It is 15 years since Rafael Nadal lay sprawled on his beloved red clay with a look of disbelief on his face after winning his first French Open title.
The fresh-faced teenager had realised his dream just two days after turning 19, beating an unseeded Mariano Puerta 6–7 (6–8) 6–3 6–1 7–5 under grey Paris skies.
King Juan Carlos of Spain was among those fortune enough to see the Mallorca native win his first grand slam final on Court Philippe Chatrier.
Little did the beaming monarch know he had witnessed the start of a dynasty as he embraced his compatriot, wearing a green vest and long white shorts.
With long hair flowing like a rock star and the bulging biceps of a boxer, Nadal may not have resembled a future royal back in 2005, but his incredible exploits since have ensured he will forever be known as the 'King of Clay'.
Puerta told the media after that showdown a decade and a half ago: "When I went off the court, I knew I had lost against the best player in the world on clay. What could I do?"
That is a question so many have tried and failed to find an answer to.
With phenomenal athleticism, a powerful serve, blistering groundstrokes, deft lobs and drop shots, the domineering left-hander was too good for Argentine Puerta.
Nadal was not at his brilliant best, though, and there were some ominous words from his coach and uncle, Toni Nadal, after his maiden grand slam triumph.
"In every facet of the game he can be better," he said. "And, boy, if he works, and masters more of his game. Then and only then we can win several of these.
"He doesn't work just to win matches, but to be the best, to be number one."
Fifteen years on, Nadal this week celebrated his 34th birthday with a record 12 French Open titles to his name and 19 majors in total, one shy of Roger Federer's haul.
Robin Soderling and Novak Djokovic are the only players to have beaten the legendary Spaniard in his 95 matches at Roland Garros.
You have to go back to 2015 since his last loss in his favourite major, at the hands of Djokovic, and the world number two has lifted the La Coupe des Mousquetaires in each of the last three years.
The coronavirus pandemic prevented Nadal from adding to his tally this month, but he may get the opportunity to continue one of the most astonishing sporting runs of dominance in September.

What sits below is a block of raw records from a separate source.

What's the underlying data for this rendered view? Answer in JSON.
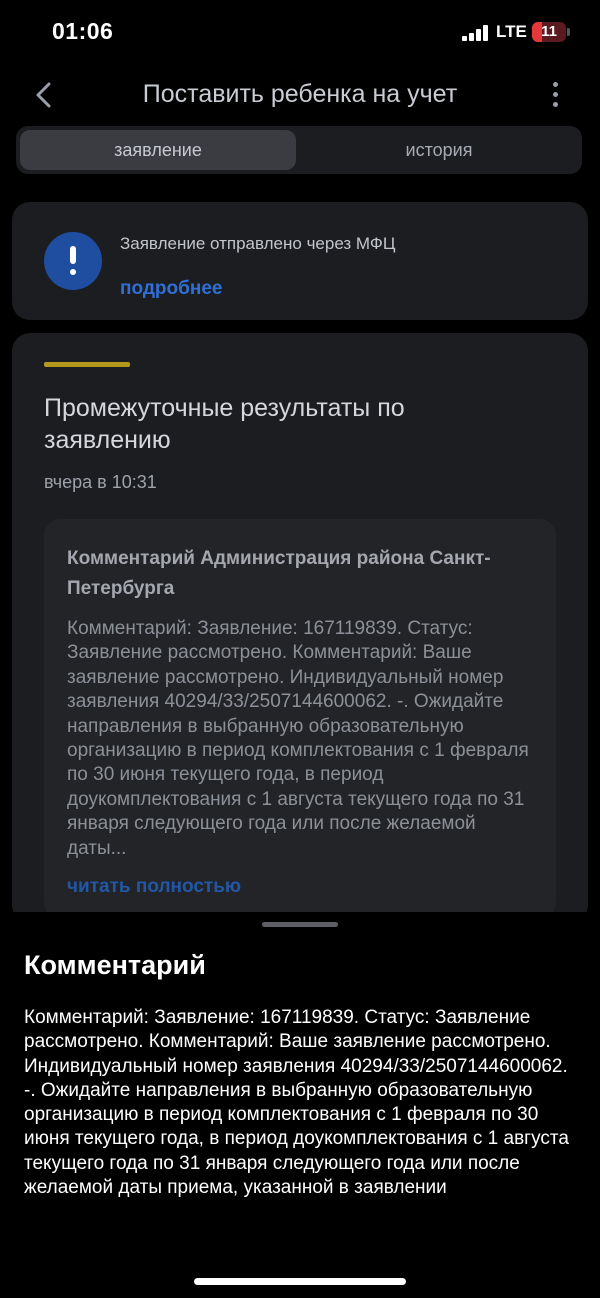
{
  "status_bar": {
    "time": "01:06",
    "network": "LTE",
    "battery": "11"
  },
  "header": {
    "title": "Поставить ребенка на учет",
    "back_icon": "chevron-left-icon",
    "more_icon": "more-vertical-icon"
  },
  "tabs": [
    {
      "label": "заявление",
      "active": true
    },
    {
      "label": "история",
      "active": false
    }
  ],
  "notice": {
    "icon": "exclamation-icon",
    "text": "Заявление отправлено через МФЦ",
    "link": "подробнее"
  },
  "result": {
    "title": "Промежуточные результаты по заявлению",
    "date": "вчера в 10:31",
    "comment": {
      "title": "Комментарий Администрация района Санкт-Петербурга",
      "text": "Комментарий: Заявление: 167119839. Статус: Заявление рассмотрено. Комментарий: Ваше заявление рассмотрено. Индивидуальный номер заявления 40294/33/2507144600062. -. Ожидайте направления в выбранную образовательную организацию в период комплектования с 1 февраля по 30 июня текущего года, в период доукомплектования с 1 августа текущего года по 31 января следующего года или после желаемой даты...",
      "link": "читать полностью"
    }
  },
  "sheet": {
    "title": "Комментарий",
    "text": "Комментарий: Заявление: 167119839. Статус: Заявление рассмотрено. Комментарий: Ваше заявление рассмотрено. Индивидуальный номер заявления 40294/33/2507144600062. -. Ожидайте направления в выбранную образовательную организацию в период комплектования с 1 февраля по 30 июня текущего года, в период доукомплектования с 1 августа текущего года по 31 января следующего года или после желаемой даты приема, указанной в заявлении"
  },
  "colors": {
    "accent_yellow": "#b39a1c",
    "link_blue": "#2f6fd8",
    "icon_blue": "#1f4ea0",
    "card_bg": "#1c1d20"
  }
}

They say absence makes the heart grow fonder and provided he stays fit, the irrepressible Nadal's love affair with Paris is far from over.